**PROBLEM REQUIREMENTS**
Across the records that follow, give the number of lines containing the word "adapters" and nothing else.

**DATA TO EXAMINE**
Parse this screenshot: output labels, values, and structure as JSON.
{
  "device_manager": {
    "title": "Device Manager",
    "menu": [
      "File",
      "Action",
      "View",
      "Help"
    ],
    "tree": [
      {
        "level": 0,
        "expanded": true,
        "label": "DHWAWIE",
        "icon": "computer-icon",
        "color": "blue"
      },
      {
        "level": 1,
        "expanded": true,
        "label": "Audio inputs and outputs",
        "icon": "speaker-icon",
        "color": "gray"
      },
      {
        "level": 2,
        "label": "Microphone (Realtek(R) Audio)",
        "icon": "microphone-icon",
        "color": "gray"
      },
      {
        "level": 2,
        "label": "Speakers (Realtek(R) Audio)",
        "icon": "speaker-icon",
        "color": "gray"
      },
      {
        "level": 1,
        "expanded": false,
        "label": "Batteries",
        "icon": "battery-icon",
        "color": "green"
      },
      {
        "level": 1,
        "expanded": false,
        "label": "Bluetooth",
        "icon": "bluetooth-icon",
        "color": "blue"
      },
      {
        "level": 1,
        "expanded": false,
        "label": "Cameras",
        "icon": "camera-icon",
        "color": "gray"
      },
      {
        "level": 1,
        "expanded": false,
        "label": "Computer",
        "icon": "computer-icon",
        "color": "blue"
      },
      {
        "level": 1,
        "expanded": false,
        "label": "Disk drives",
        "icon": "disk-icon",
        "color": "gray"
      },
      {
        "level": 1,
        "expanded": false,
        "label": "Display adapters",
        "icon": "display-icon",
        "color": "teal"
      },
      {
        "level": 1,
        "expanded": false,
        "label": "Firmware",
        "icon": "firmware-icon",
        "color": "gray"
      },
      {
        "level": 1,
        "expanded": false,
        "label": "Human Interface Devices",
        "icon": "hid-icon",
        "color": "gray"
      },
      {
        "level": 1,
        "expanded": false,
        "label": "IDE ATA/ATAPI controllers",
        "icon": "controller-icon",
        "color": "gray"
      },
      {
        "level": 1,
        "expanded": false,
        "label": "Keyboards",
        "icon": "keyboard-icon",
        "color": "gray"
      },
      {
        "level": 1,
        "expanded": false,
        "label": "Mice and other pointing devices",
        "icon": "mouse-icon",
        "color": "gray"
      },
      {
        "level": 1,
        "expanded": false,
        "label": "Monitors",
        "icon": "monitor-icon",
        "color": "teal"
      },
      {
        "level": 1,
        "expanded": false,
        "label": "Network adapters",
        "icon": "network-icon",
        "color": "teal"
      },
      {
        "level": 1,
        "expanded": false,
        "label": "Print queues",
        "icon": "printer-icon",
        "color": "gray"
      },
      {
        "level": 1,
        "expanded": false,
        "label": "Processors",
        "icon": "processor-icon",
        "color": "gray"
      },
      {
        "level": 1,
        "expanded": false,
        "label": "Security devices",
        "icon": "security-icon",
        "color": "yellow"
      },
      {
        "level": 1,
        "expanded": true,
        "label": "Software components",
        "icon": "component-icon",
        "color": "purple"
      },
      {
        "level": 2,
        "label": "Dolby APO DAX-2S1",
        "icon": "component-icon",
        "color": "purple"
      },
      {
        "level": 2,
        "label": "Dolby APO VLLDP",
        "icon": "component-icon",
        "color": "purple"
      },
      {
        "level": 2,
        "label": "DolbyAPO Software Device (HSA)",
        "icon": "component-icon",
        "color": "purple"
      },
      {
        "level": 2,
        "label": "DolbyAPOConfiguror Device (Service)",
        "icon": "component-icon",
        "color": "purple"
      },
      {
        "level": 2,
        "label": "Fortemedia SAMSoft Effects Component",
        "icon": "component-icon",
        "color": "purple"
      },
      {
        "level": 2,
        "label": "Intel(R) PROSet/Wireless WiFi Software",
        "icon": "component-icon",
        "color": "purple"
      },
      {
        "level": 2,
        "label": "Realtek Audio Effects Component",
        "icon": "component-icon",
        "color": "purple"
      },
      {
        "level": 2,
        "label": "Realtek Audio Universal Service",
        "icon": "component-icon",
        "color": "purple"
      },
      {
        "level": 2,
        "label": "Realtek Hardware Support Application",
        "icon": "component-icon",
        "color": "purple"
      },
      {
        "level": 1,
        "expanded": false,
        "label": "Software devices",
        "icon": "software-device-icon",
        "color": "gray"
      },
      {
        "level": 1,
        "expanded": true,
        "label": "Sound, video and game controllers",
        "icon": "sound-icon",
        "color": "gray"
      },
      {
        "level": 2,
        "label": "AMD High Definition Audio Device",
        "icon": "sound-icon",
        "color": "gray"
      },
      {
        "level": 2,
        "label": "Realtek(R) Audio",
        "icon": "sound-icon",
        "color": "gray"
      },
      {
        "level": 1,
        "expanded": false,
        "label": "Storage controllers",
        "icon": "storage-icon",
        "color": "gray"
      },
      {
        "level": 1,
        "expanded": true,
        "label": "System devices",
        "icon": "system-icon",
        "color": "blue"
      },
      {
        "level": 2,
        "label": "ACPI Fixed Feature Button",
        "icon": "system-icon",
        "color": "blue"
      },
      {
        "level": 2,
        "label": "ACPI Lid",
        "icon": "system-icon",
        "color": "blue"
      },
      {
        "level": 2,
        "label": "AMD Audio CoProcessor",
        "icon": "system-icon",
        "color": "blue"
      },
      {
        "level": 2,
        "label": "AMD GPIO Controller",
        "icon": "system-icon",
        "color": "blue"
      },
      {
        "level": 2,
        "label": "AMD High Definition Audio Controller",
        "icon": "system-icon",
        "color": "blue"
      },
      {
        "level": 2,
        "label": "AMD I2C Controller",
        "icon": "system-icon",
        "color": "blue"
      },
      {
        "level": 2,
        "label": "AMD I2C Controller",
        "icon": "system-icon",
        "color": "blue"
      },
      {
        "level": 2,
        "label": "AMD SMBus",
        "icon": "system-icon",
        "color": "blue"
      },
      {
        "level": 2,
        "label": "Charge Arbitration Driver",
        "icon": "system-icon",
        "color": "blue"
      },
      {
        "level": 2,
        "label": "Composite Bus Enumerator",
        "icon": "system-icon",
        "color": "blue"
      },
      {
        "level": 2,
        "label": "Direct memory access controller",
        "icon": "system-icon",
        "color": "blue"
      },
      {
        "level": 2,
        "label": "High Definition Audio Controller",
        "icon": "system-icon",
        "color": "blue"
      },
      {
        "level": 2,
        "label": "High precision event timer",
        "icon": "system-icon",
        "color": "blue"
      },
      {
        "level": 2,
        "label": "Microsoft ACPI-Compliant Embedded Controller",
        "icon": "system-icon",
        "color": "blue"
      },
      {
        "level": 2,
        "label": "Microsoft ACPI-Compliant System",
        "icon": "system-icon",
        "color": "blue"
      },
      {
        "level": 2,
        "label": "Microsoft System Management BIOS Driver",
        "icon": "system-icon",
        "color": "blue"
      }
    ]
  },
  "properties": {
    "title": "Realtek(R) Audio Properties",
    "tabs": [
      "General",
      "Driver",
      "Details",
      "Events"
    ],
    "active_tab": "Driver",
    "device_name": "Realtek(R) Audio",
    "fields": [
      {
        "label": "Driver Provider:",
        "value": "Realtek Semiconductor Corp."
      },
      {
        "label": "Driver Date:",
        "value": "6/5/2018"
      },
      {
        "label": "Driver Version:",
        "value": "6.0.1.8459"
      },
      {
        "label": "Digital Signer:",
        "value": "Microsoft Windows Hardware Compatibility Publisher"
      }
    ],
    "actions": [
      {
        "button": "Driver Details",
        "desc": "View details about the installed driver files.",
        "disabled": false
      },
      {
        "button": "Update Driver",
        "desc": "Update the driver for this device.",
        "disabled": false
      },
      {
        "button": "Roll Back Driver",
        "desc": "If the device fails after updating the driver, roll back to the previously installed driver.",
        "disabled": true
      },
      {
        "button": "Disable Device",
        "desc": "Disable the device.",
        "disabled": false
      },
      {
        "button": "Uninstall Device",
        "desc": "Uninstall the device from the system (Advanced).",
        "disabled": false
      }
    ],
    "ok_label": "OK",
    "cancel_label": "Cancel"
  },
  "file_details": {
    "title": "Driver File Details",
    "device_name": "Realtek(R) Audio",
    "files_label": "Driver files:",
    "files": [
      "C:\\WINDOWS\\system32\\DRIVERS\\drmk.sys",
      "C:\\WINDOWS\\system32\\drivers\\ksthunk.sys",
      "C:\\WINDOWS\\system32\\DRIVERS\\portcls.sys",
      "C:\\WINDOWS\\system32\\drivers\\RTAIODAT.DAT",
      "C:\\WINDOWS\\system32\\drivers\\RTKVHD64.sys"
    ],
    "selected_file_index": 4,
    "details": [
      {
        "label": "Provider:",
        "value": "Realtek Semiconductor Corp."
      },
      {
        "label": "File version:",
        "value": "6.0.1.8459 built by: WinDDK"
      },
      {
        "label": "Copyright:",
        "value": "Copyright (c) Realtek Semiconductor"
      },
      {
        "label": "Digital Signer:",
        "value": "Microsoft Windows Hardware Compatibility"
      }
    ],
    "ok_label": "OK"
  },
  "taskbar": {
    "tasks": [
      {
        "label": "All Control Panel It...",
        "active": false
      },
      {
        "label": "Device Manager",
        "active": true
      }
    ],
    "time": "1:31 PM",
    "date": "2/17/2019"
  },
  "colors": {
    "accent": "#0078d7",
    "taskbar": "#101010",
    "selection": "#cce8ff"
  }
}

**ANSWER FOR THE TASK**
2